WALKING THE LABYRINTH: A Holy Week Feature
From Monday to Thursday in the week leading up to Easter, St Matthew-in-the-City empties the centre of the church and places river rocks in an ancient pattern called a labyrinth. Candles are lit on the outer and inner circles and the labyrinth path that winds its way from one to the other is big enough to allow people to pass each other in comfort and accommodate many people at one time.
A labyrinth is an ancient reflective and contemplative tool used by people from prehistoric and medieval times and has again become popular today. The labyrinth is a physical way to get somewhere different in your thinking and feeling without having to travel great distances. The entry and exit are at the same point and the entire labyrinth can be seen and appreciated by the walker (nothing is hidden) before taking that first step.
The job of the labyrinth is to take the walker from the rush and jumble of everyday life to a quieter place inside oneself. Therefore, the labyrinth is different for each person no matter how often walked or number of people walking within the labyrinth at any one time.
Everyone is invited to come and enjoy the peace and tranquility of the labyrinth and general space no matter what religion, culture or beliefs one holds. Meditative music from many different traditions fills the atmosphere and there are candles provided for people to light on a special table.

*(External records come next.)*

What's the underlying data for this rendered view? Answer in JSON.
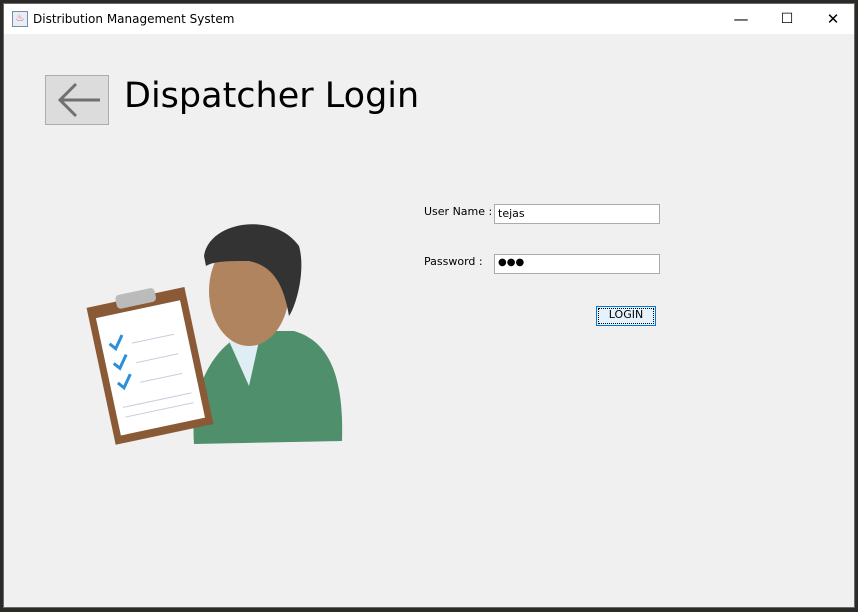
{
  "window": {
    "title": "Distribution Management System",
    "minimize": "—",
    "maximize": "☐",
    "close": "✕"
  },
  "header": {
    "back_icon": "arrow-left-icon",
    "title": "Dispatcher Login"
  },
  "form": {
    "username_label": "User Name :",
    "username_value": "tejas",
    "password_label": "Password :",
    "password_value": "●●●",
    "login_label": "LOGIN"
  }
}
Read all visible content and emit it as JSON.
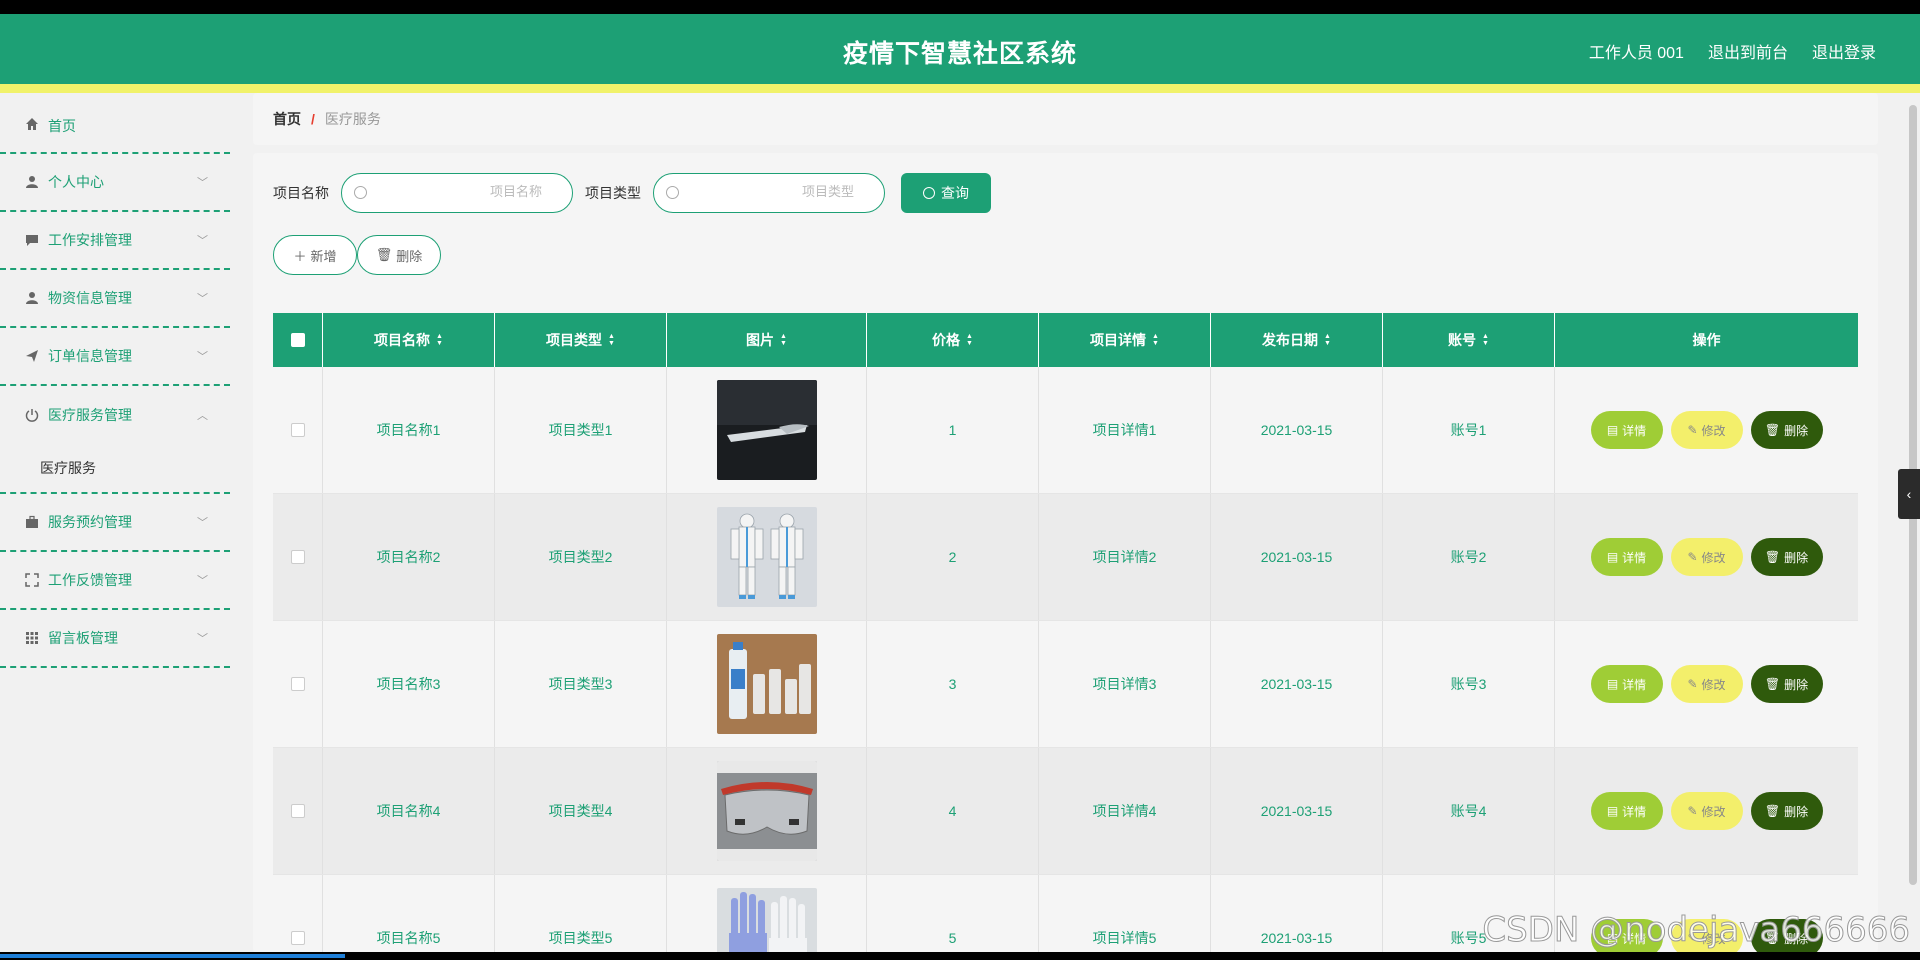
{
  "header": {
    "title": "疫情下智慧社区系统",
    "user": "工作人员 001",
    "to_front": "退出到前台",
    "logout": "退出登录"
  },
  "sidebar": {
    "items": [
      {
        "label": "首页",
        "icon": "home-icon"
      },
      {
        "label": "个人中心",
        "icon": "user-icon"
      },
      {
        "label": "工作安排管理",
        "icon": "chat-icon"
      },
      {
        "label": "物资信息管理",
        "icon": "user-icon"
      },
      {
        "label": "订单信息管理",
        "icon": "send-icon"
      },
      {
        "label": "医疗服务管理",
        "icon": "power-icon"
      },
      {
        "label": "服务预约管理",
        "icon": "briefcase-icon"
      },
      {
        "label": "工作反馈管理",
        "icon": "fullscreen-icon"
      },
      {
        "label": "留言板管理",
        "icon": "grid-icon"
      }
    ],
    "submenu": "医疗服务"
  },
  "breadcrumb": {
    "home": "首页",
    "sep": "/",
    "current": "医疗服务"
  },
  "search": {
    "name_label": "项目名称",
    "name_placeholder": "项目名称",
    "type_label": "项目类型",
    "type_placeholder": "项目类型",
    "query_button": "查询"
  },
  "actions": {
    "add": "新增",
    "delete": "删除"
  },
  "table": {
    "headers": [
      "项目名称",
      "项目类型",
      "图片",
      "价格",
      "项目详情",
      "发布日期",
      "账号",
      "操作"
    ],
    "rows": [
      {
        "name": "项目名称1",
        "type": "项目类型1",
        "price": "1",
        "detail": "项目详情1",
        "date": "2021-03-15",
        "account": "账号1"
      },
      {
        "name": "项目名称2",
        "type": "项目类型2",
        "price": "2",
        "detail": "项目详情2",
        "date": "2021-03-15",
        "account": "账号2"
      },
      {
        "name": "项目名称3",
        "type": "项目类型3",
        "price": "3",
        "detail": "项目详情3",
        "date": "2021-03-15",
        "account": "账号3"
      },
      {
        "name": "项目名称4",
        "type": "项目类型4",
        "price": "4",
        "detail": "项目详情4",
        "date": "2021-03-15",
        "account": "账号4"
      },
      {
        "name": "项目名称5",
        "type": "项目类型5",
        "price": "5",
        "detail": "项目详情5",
        "date": "2021-03-15",
        "account": "账号5"
      }
    ],
    "ops": {
      "detail": "详情",
      "edit": "修改",
      "delete": "删除"
    }
  },
  "watermark": "CSDN @nodejava666666",
  "colors": {
    "primary": "#1da075",
    "yellow_bar": "#f1f26a",
    "detail_btn": "#9fcd36",
    "edit_btn": "#f3ef6b",
    "delete_btn": "#2f5a0c"
  }
}
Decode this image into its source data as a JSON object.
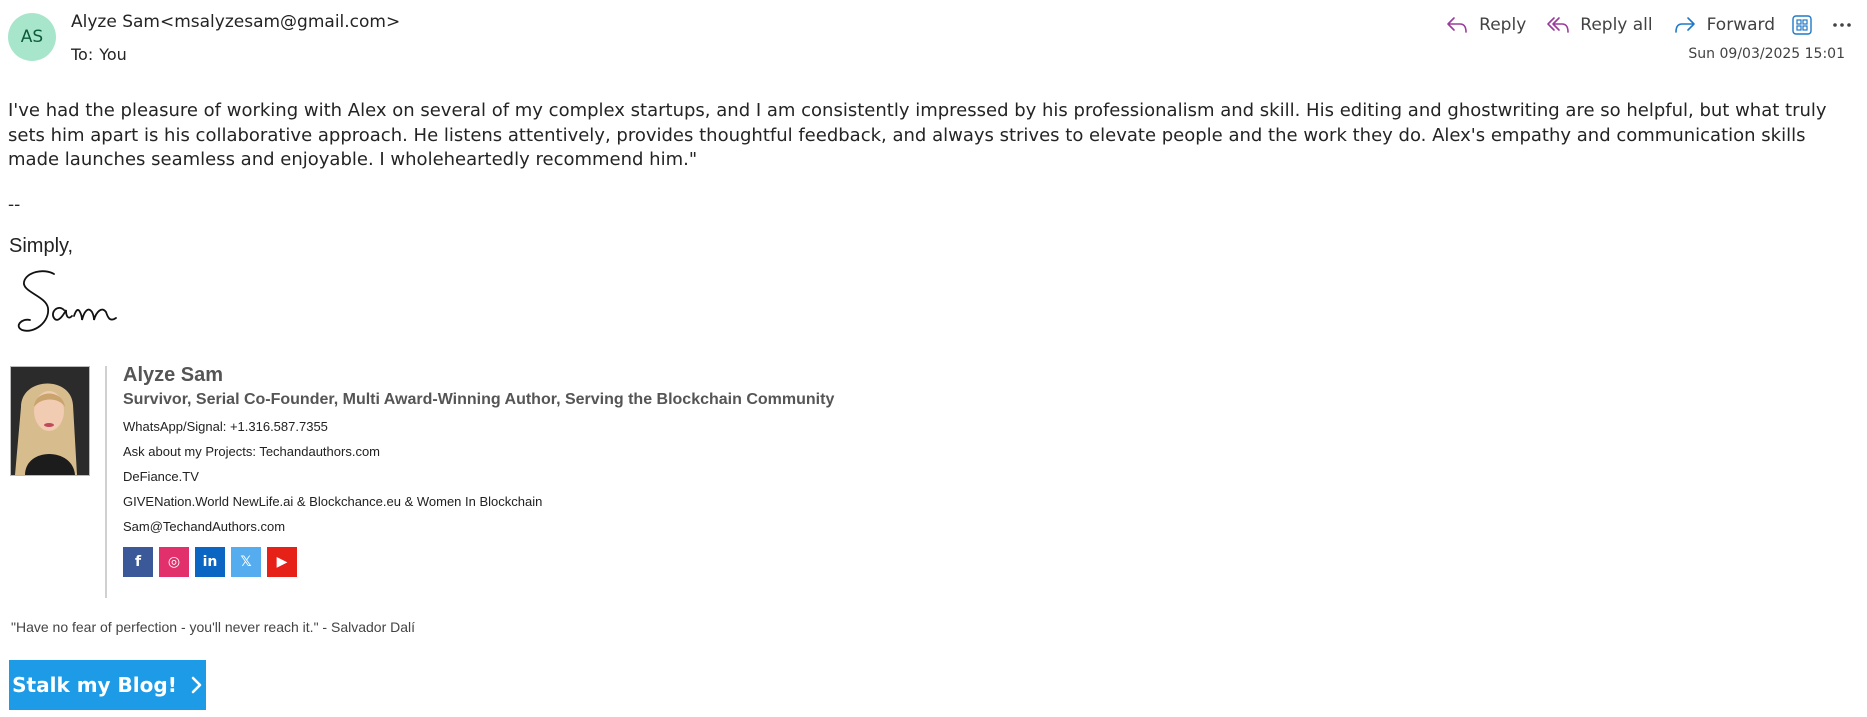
{
  "header": {
    "avatar_initials": "AS",
    "sender": "Alyze Sam<msalyzesam@gmail.com>",
    "to_label": "To:",
    "to_value": "You",
    "date": "Sun 09/03/2025 15:01",
    "actions": {
      "reply": "Reply",
      "reply_all": "Reply all",
      "forward": "Forward"
    }
  },
  "message": {
    "body": "I've had the pleasure of working with Alex on several of my complex startups, and I am consistently impressed by his professionalism and skill. His editing and ghostwriting are so helpful, but what truly sets him apart is his collaborative approach. He listens attentively, provides thoughtful feedback, and always strives to elevate people and the work they do. Alex's empathy and communication skills made launches seamless and enjoyable. I wholeheartedly recommend him.\"",
    "separator": "--",
    "closing": "Simply,",
    "signature_script": "Sam"
  },
  "signature_card": {
    "name": "Alyze Sam",
    "title": "Survivor, Serial Co-Founder, Multi Award-Winning Author, Serving the Blockchain Community",
    "lines": [
      "WhatsApp/Signal: +1.316.587.7355",
      "Ask about my Projects: Techandauthors.com",
      "DeFiance.TV",
      "GIVENation.World NewLife.ai & Blockchance.eu & Women In Blockchain",
      "Sam@TechandAuthors.com"
    ],
    "social": [
      {
        "icon": "facebook-icon",
        "glyph": "f",
        "color": "#3b5998"
      },
      {
        "icon": "instagram-icon",
        "glyph": "◎",
        "color": "#e1306c"
      },
      {
        "icon": "linkedin-icon",
        "glyph": "in",
        "color": "#0a66c2"
      },
      {
        "icon": "x-icon",
        "glyph": "𝕏",
        "color": "#55acee"
      },
      {
        "icon": "youtube-icon",
        "glyph": "▶",
        "color": "#e62117"
      }
    ]
  },
  "quote": "\"Have no fear of perfection - you'll never reach it.\" - Salvador Dalí",
  "blog_button": "Stalk my Blog!",
  "colors": {
    "avatar_bg": "#a8e6cb",
    "reply_icon": "#9b3b9b",
    "forward_icon": "#1f78c8",
    "blog_button": "#1d9be6"
  }
}
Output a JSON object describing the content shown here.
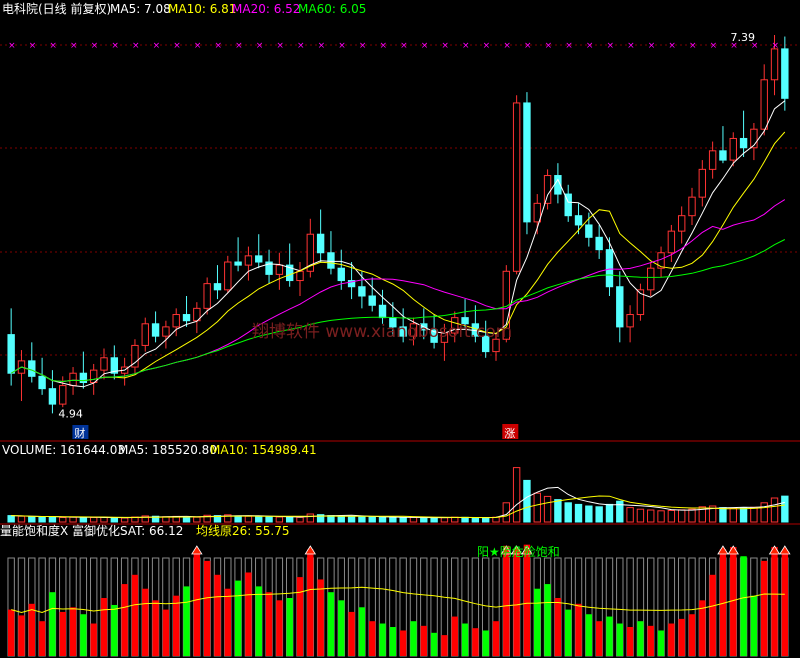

On Monday from 6:00pm to 7:00pm [in 2012] St Matthew’s Ensemble will be singing Gregorian chant. Often people like to light a candle after they have walked the labyrinth, while others come to enjoy the space sitting in the seating provided and light a candle as part of that reflective time.
For those having their first experience of a labyrinth information is available at the entrance on how to walk one. People often sit, read this, and watch others before deciding whether to walk.
In 2011 over 4 days 600+ people came throughout the time to sit quietly, light candles and /or walk the labyrinth. Often people returned to re-experience the labyrinth and the meditative atmosphere several times over the week.
The doors open at 10am in the morning and the candles provide the majority of light after dark until 9pm [Note 10 am to 8 pm in 2015]. Everyone is welcome to walk and enjoy the labyrinth during this week.
Corner of Hobson and Wellesley Streets
Availability: temporary labyrinth in Holy Week, from 10 am to 8pm each day
Contact: Annie Mahon
Phone: +64 9 281 4892
Getting there ...
More on this labyrinth ...
This information was for the 2012 Holy Week labyrinth.
Contact the Church for details about future events.
Holy Week at St Matthew's began with building a labyrinth of river stone and candles on Palm Sunday.
Maundy Thursday was celebrated with footwashing. On Good Friday the cross and labyrinth were juxtaposed for contemplation.
On Holy Saturday the The Great Vigil of Easter was celebrated moving from darkness to light. On Easter the cross flowered.
Labyrinth as metaphor ...
Walking the Labyrinth of Faith
"Is this the end or a beginning? Where is God in this moment? How do you keep walking the labyrinth of life, to salvage some remnant of the dream?
For two thousand years Jesus’ followers constructed a religion trying to answer these questions. The path they took looked a lot like a labyrinth."